Source data ::
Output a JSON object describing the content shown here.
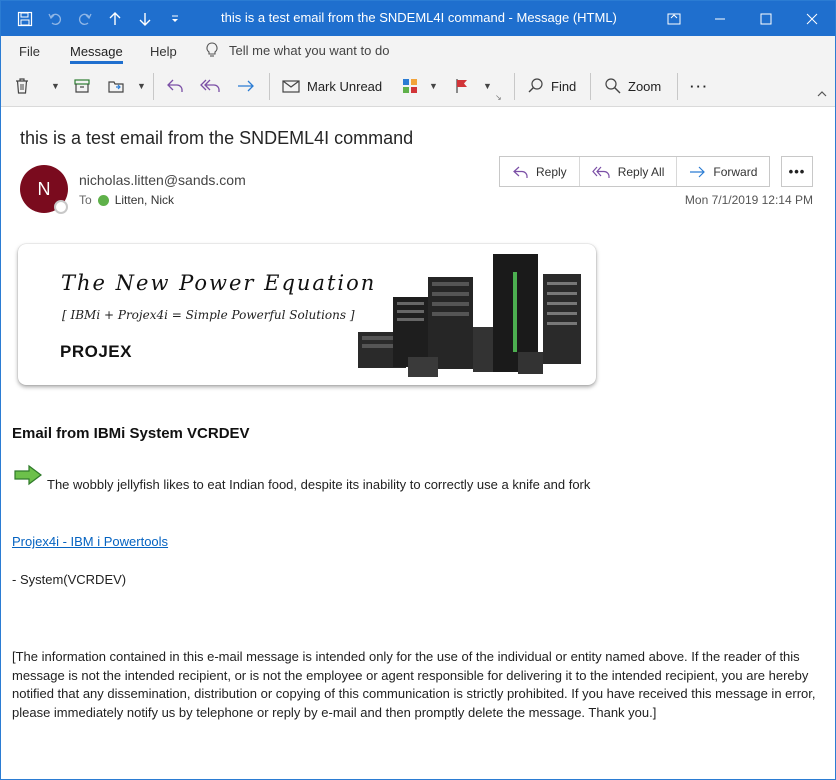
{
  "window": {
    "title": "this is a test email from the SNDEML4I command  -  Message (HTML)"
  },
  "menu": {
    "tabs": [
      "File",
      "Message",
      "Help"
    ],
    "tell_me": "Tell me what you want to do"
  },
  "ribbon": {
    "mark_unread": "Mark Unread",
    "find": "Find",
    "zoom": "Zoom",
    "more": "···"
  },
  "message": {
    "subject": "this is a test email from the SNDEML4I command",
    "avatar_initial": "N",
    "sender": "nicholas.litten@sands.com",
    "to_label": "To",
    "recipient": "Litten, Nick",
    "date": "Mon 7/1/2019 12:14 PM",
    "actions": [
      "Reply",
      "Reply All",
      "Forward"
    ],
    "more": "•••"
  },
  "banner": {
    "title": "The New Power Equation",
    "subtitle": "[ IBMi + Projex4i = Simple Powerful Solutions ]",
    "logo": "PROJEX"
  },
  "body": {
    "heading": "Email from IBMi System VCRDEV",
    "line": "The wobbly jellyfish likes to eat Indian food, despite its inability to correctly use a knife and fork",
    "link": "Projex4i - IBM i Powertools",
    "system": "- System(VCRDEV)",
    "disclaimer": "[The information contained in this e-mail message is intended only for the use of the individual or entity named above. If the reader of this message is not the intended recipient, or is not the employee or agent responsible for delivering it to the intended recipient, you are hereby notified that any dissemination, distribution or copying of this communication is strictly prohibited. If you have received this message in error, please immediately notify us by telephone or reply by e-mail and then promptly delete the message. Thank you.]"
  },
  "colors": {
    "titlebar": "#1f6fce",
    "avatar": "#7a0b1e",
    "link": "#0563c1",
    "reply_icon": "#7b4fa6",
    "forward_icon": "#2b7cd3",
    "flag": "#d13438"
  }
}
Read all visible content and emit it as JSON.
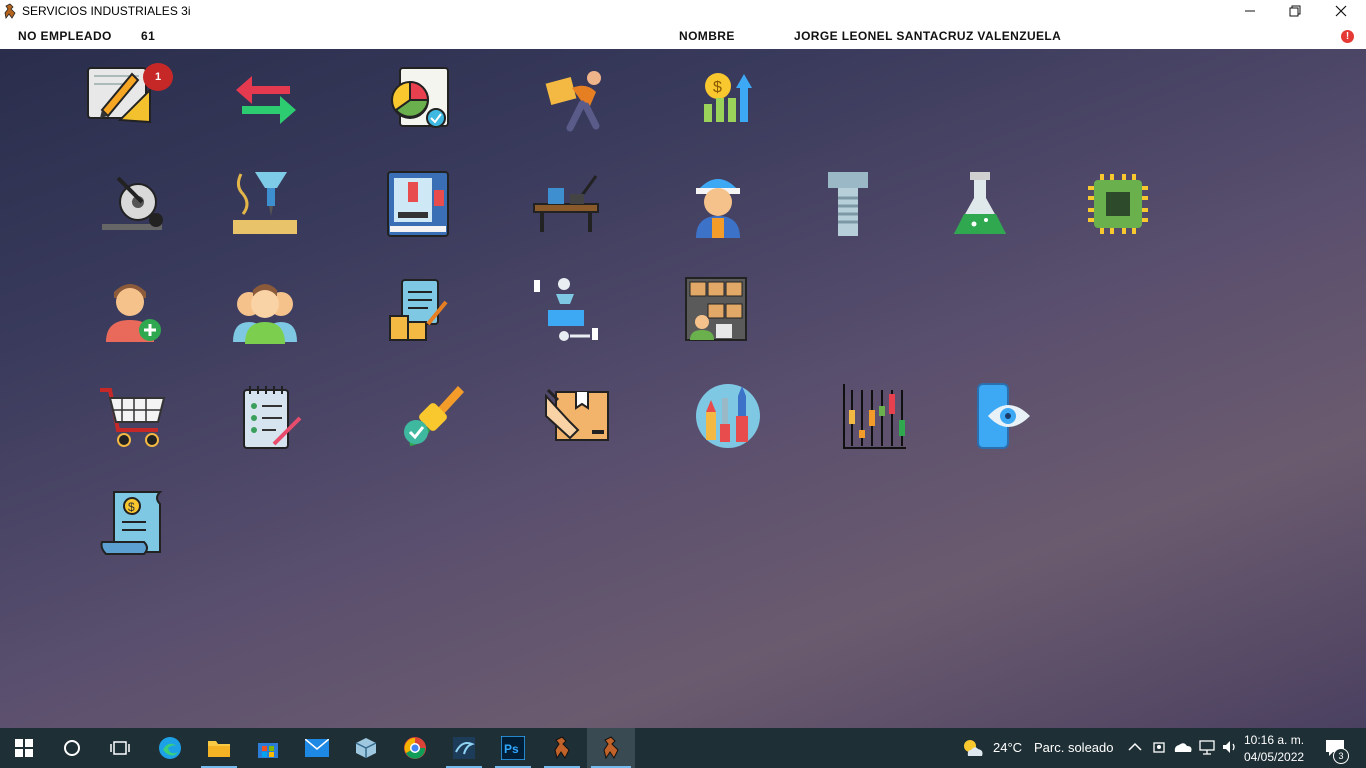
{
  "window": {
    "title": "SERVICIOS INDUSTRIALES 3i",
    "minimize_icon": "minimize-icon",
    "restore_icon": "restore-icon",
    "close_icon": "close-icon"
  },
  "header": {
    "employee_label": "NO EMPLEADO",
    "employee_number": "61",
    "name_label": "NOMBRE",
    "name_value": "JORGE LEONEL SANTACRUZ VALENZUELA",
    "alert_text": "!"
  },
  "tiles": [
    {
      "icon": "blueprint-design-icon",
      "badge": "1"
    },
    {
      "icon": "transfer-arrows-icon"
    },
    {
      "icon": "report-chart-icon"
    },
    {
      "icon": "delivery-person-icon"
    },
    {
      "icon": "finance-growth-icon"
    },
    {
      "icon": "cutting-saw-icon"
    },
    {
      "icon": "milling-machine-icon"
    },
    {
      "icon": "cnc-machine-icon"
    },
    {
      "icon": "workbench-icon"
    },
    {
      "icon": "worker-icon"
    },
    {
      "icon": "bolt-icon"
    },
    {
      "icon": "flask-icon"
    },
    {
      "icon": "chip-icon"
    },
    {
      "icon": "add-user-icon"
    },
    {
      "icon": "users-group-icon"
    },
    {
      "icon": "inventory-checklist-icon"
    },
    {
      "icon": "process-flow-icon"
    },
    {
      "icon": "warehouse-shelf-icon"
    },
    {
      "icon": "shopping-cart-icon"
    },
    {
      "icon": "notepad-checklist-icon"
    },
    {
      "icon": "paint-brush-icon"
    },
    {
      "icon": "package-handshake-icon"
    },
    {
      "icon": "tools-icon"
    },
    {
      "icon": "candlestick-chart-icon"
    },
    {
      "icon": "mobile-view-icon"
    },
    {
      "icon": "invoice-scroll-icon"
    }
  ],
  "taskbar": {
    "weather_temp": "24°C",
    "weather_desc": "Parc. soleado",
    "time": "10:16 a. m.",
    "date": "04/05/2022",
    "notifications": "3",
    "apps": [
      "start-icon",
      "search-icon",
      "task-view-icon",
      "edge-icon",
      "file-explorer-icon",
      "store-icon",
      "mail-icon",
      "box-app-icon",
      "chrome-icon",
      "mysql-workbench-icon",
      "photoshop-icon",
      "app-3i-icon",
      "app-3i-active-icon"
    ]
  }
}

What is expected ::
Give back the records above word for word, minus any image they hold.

Answer to this problem ::
Output a JSON object describing the content shown here.
{
  "window": {
    "title": "this is a test email from the SNDEML4I command  -  Message (HTML)"
  },
  "menu": {
    "tabs": [
      "File",
      "Message",
      "Help"
    ],
    "tell_me": "Tell me what you want to do"
  },
  "ribbon": {
    "mark_unread": "Mark Unread",
    "find": "Find",
    "zoom": "Zoom",
    "more": "···"
  },
  "message": {
    "subject": "this is a test email from the SNDEML4I command",
    "avatar_initial": "N",
    "sender": "nicholas.litten@sands.com",
    "to_label": "To",
    "recipient": "Litten, Nick",
    "date": "Mon 7/1/2019 12:14 PM",
    "actions": [
      "Reply",
      "Reply All",
      "Forward"
    ],
    "more": "•••"
  },
  "banner": {
    "title": "The New Power Equation",
    "subtitle": "[ IBMi + Projex4i = Simple Powerful Solutions ]",
    "logo": "PROJEX"
  },
  "body": {
    "heading": "Email from IBMi System VCRDEV",
    "line": "The wobbly jellyfish likes to eat Indian food, despite its inability to correctly use a knife and fork",
    "link": "Projex4i - IBM i Powertools",
    "system": "- System(VCRDEV)",
    "disclaimer": "[The information contained in this e-mail message is intended only for the use of the individual or entity named above. If the reader of this message is not the intended recipient, or is not the employee or agent responsible for delivering it to the intended recipient, you are hereby notified that any dissemination, distribution or copying of this communication is strictly prohibited. If you have received this message in error, please immediately notify us by telephone or reply by e-mail and then promptly delete the message. Thank you.]"
  },
  "colors": {
    "titlebar": "#1f6fce",
    "avatar": "#7a0b1e",
    "link": "#0563c1",
    "reply_icon": "#7b4fa6",
    "forward_icon": "#2b7cd3",
    "flag": "#d13438"
  }
}
Read all visible content and emit it as JSON.
{
  "window": {
    "title": "SERVICIOS INDUSTRIALES 3i",
    "minimize_icon": "minimize-icon",
    "restore_icon": "restore-icon",
    "close_icon": "close-icon"
  },
  "header": {
    "employee_label": "NO EMPLEADO",
    "employee_number": "61",
    "name_label": "NOMBRE",
    "name_value": "JORGE LEONEL SANTACRUZ VALENZUELA",
    "alert_text": "!"
  },
  "tiles": [
    {
      "icon": "blueprint-design-icon",
      "badge": "1"
    },
    {
      "icon": "transfer-arrows-icon"
    },
    {
      "icon": "report-chart-icon"
    },
    {
      "icon": "delivery-person-icon"
    },
    {
      "icon": "finance-growth-icon"
    },
    {
      "icon": "cutting-saw-icon"
    },
    {
      "icon": "milling-machine-icon"
    },
    {
      "icon": "cnc-machine-icon"
    },
    {
      "icon": "workbench-icon"
    },
    {
      "icon": "worker-icon"
    },
    {
      "icon": "bolt-icon"
    },
    {
      "icon": "flask-icon"
    },
    {
      "icon": "chip-icon"
    },
    {
      "icon": "add-user-icon"
    },
    {
      "icon": "users-group-icon"
    },
    {
      "icon": "inventory-checklist-icon"
    },
    {
      "icon": "process-flow-icon"
    },
    {
      "icon": "warehouse-shelf-icon"
    },
    {
      "icon": "shopping-cart-icon"
    },
    {
      "icon": "notepad-checklist-icon"
    },
    {
      "icon": "paint-brush-icon"
    },
    {
      "icon": "package-handshake-icon"
    },
    {
      "icon": "tools-icon"
    },
    {
      "icon": "candlestick-chart-icon"
    },
    {
      "icon": "mobile-view-icon"
    },
    {
      "icon": "invoice-scroll-icon"
    }
  ],
  "taskbar": {
    "weather_temp": "24°C",
    "weather_desc": "Parc. soleado",
    "time": "10:16 a. m.",
    "date": "04/05/2022",
    "notifications": "3",
    "apps": [
      "start-icon",
      "search-icon",
      "task-view-icon",
      "edge-icon",
      "file-explorer-icon",
      "store-icon",
      "mail-icon",
      "box-app-icon",
      "chrome-icon",
      "mysql-workbench-icon",
      "photoshop-icon",
      "app-3i-icon",
      "app-3i-active-icon"
    ]
  }
}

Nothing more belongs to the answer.